App and web page records:
-----
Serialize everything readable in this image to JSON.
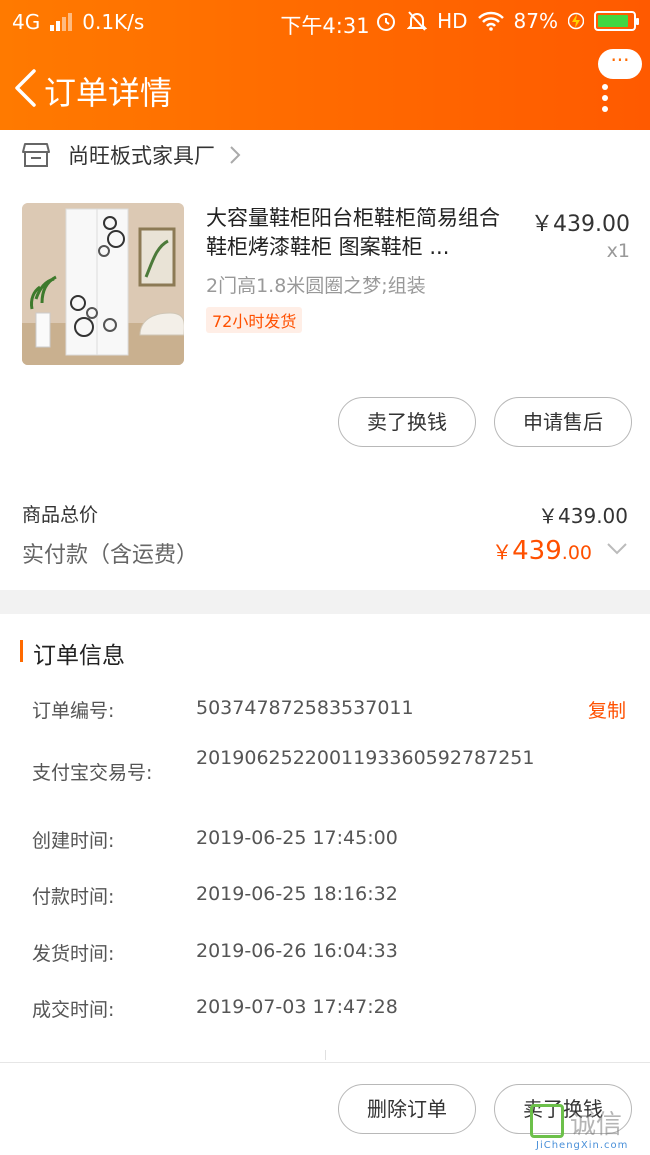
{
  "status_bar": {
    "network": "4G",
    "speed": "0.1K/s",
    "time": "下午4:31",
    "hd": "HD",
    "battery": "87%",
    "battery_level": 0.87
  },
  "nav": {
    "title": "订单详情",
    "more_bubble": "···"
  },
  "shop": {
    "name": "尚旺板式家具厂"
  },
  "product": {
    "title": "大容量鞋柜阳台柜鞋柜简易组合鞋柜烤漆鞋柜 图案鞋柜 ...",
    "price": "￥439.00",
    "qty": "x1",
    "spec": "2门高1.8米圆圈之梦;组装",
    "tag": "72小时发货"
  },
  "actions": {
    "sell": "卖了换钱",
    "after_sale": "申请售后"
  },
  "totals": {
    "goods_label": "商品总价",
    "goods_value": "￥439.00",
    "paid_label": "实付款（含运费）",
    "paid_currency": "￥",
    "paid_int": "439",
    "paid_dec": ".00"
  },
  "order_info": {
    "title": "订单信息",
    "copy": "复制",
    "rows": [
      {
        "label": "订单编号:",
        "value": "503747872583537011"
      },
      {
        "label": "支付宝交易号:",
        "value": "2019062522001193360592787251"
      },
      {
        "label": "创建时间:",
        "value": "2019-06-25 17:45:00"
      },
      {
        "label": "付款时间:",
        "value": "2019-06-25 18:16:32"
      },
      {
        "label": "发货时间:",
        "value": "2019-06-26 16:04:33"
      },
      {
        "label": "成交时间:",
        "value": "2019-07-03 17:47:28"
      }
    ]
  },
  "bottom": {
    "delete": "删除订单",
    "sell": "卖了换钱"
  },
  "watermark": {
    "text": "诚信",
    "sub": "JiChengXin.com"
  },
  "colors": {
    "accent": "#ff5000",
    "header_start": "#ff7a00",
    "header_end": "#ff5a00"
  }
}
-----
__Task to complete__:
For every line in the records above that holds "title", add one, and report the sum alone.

__Output of the exercise__:
3